* EXERCISE DETAILS *
Restate all of the entries verbatim.

━━━━━ RECORDS SHOWN ━━━━━

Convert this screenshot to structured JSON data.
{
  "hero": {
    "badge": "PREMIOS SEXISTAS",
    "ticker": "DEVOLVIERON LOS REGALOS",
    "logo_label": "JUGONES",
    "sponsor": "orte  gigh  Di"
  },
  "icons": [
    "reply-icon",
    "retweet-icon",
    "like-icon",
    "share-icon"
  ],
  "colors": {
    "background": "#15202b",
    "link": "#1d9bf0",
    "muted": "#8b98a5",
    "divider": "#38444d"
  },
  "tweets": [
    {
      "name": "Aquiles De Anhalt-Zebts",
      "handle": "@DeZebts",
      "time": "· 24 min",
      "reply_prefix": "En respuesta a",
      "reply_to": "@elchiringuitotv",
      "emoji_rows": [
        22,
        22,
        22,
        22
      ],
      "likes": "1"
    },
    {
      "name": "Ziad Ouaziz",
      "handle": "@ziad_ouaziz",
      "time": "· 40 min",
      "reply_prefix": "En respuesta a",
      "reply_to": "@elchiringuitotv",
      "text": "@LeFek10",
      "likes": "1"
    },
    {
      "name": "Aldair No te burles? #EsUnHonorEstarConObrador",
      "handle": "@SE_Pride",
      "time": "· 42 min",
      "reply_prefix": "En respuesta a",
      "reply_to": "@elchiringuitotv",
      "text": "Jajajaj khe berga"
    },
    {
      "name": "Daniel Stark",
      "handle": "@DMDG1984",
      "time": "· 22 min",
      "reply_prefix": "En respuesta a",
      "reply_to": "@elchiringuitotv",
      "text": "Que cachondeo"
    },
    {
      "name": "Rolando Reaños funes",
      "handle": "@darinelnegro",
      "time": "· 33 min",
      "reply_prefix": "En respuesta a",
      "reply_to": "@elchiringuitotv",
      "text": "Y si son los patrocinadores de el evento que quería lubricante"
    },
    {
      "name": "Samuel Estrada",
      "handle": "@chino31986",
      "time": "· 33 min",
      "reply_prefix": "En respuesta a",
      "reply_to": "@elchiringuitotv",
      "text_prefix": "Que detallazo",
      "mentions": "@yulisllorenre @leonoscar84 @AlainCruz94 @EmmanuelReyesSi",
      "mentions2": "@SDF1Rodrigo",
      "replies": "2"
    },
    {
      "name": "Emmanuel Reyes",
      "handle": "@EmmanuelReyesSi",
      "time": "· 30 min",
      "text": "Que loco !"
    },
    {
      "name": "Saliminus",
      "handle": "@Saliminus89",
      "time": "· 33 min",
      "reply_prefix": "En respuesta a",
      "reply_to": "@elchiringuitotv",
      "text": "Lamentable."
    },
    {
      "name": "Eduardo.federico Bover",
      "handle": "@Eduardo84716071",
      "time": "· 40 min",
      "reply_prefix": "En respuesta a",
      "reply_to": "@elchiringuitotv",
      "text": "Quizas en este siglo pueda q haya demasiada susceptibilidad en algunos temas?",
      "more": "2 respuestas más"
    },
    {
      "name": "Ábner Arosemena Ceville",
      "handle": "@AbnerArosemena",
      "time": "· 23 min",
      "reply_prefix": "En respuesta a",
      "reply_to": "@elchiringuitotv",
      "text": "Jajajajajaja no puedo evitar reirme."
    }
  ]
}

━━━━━

* OUTPUT FOR THIS EXERCISE *
Convert this screenshot to structured JSON data.
{
  "hero": {
    "badge": "PREMIOS SEXISTAS",
    "ticker": "DEVOLVIERON LOS REGALOS",
    "logo_label": "JUGONES",
    "sponsor": "orte  gigh  Di"
  },
  "icons": [
    "reply-icon",
    "retweet-icon",
    "like-icon",
    "share-icon"
  ],
  "colors": {
    "background": "#15202b",
    "link": "#1d9bf0",
    "muted": "#8b98a5",
    "divider": "#38444d"
  },
  "tweets": [
    {
      "name": "Aquiles De Anhalt-Zebts",
      "handle": "@DeZebts",
      "time": "· 24 min",
      "reply_prefix": "En respuesta a",
      "reply_to": "@elchiringuitotv",
      "emoji_rows": [
        22,
        22,
        22,
        22
      ],
      "likes": "1"
    },
    {
      "name": "Ziad Ouaziz",
      "handle": "@ziad_ouaziz",
      "time": "· 40 min",
      "reply_prefix": "En respuesta a",
      "reply_to": "@elchiringuitotv",
      "text": "@LeFek10",
      "likes": "1"
    },
    {
      "name": "Aldair No te burles? #EsUnHonorEstarConObrador",
      "handle": "@SE_Pride",
      "time": "· 42 min",
      "reply_prefix": "En respuesta a",
      "reply_to": "@elchiringuitotv",
      "text": "Jajajaj khe berga"
    },
    {
      "name": "Daniel Stark",
      "handle": "@DMDG1984",
      "time": "· 22 min",
      "reply_prefix": "En respuesta a",
      "reply_to": "@elchiringuitotv",
      "text": "Que cachondeo"
    },
    {
      "name": "Rolando Reaños funes",
      "handle": "@darinelnegro",
      "time": "· 33 min",
      "reply_prefix": "En respuesta a",
      "reply_to": "@elchiringuitotv",
      "text": "Y si son los patrocinadores de el evento que quería lubricante"
    },
    {
      "name": "Samuel Estrada",
      "handle": "@chino31986",
      "time": "· 33 min",
      "reply_prefix": "En respuesta a",
      "reply_to": "@elchiringuitotv",
      "text_prefix": "Que detallazo",
      "mentions": "@yulisllorenre @leonoscar84 @AlainCruz94 @EmmanuelReyesSi",
      "mentions2": "@SDF1Rodrigo",
      "replies": "2"
    },
    {
      "name": "Emmanuel Reyes",
      "handle": "@EmmanuelReyesSi",
      "time": "· 30 min",
      "text": "Que loco !"
    },
    {
      "name": "Saliminus",
      "handle": "@Saliminus89",
      "time": "· 33 min",
      "reply_prefix": "En respuesta a",
      "reply_to": "@elchiringuitotv",
      "text": "Lamentable."
    },
    {
      "name": "Eduardo.federico Bover",
      "handle": "@Eduardo84716071",
      "time": "· 40 min",
      "reply_prefix": "En respuesta a",
      "reply_to": "@elchiringuitotv",
      "text": "Quizas en este siglo pueda q haya demasiada susceptibilidad en algunos temas?",
      "more": "2 respuestas más"
    },
    {
      "name": "Ábner Arosemena Ceville",
      "handle": "@AbnerArosemena",
      "time": "· 23 min",
      "reply_prefix": "En respuesta a",
      "reply_to": "@elchiringuitotv",
      "text": "Jajajajajaja no puedo evitar reirme."
    }
  ]
}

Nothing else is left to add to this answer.